Other proposed changes include widening the categories of projects that can be excluded from NEPA altogether. If a type of project got a “categorical exclusion” from one agency in the past, for example, it would automatically be excluded from review by other agencies, according to the plan.
According to CEQ, the average length of a full-blown Environmental Impact Statement is currently 600 pages and takes 4.5 years to conclude. U.S. federal agencies prepare approximately 170 such assessments per year.
Trump, a commercial real estate developer before becoming president, frequently complained that the NEPA permitting process took too long.
“It’s big government at its absolute worst,” Trump said of NEPA.
Some of the country’s biggest industry groups, including the Chamber of Commerce and the American Petroleum Institute, also have complained about lengthy permitting delays.

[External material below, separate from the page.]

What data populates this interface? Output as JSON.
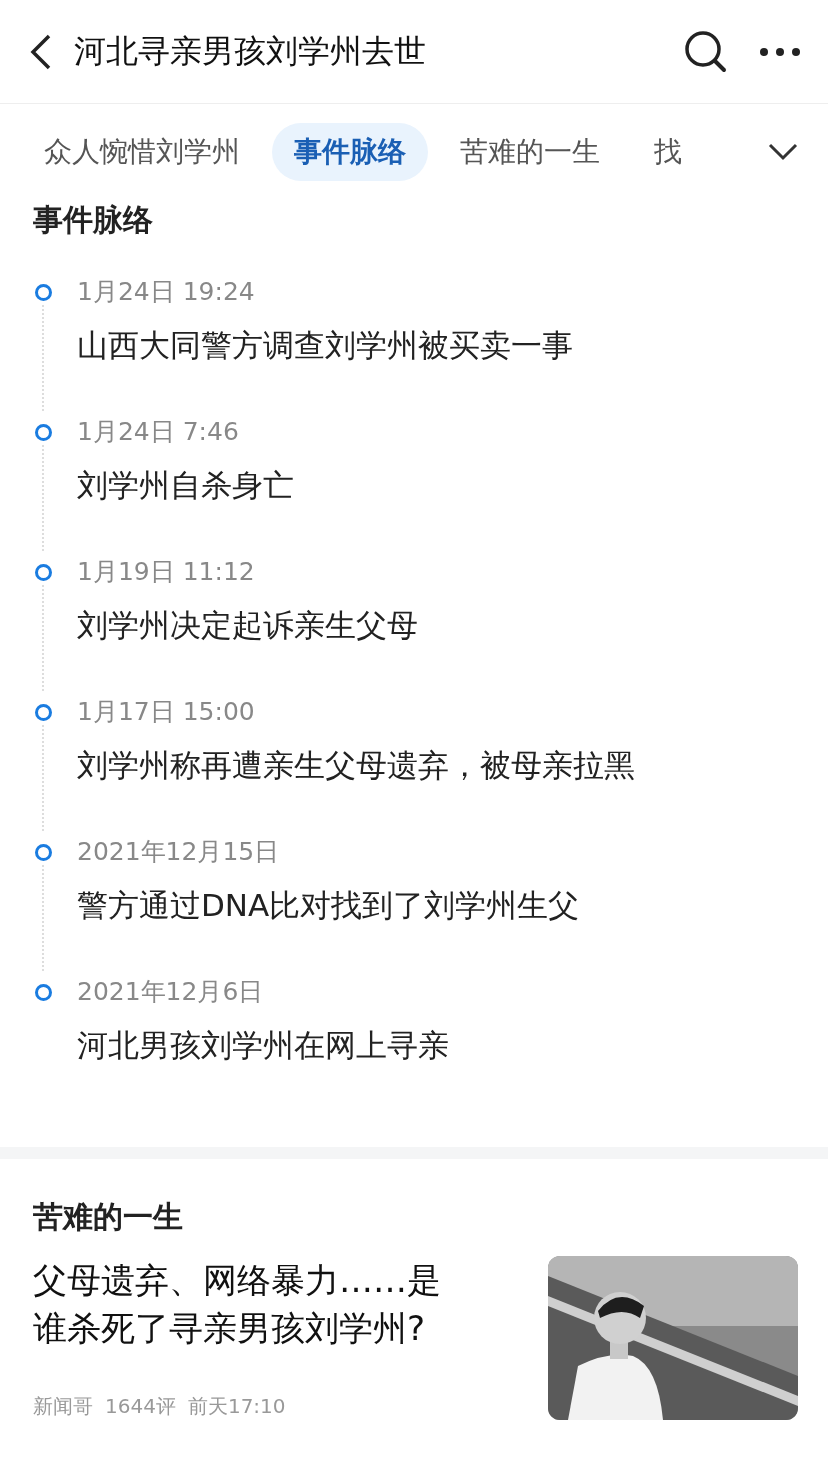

Environmental groups warned the plan will remove a powerful tool to protect local communities from the adverse impacts of a hastily designed and reviewed project.
“Today’s destructive actions by Trump, if not blocked by the courts or immediately reversed by the next president, will have reverberations for decades to come,” said Rebecca Concepcion Apostol, U.S. program director at Oil Change International, an environmental group.
The plan will go through a 60-public comment period before being finalized.
Environmental groups are expected to challenge the final proposal.
“If the regulations announced today drive agencies to diminish the extent or quality of their reporting, federal courts may very well conclude that their reports do not comply with the law,” said Notre Dame Law School Professor Bruce Huber.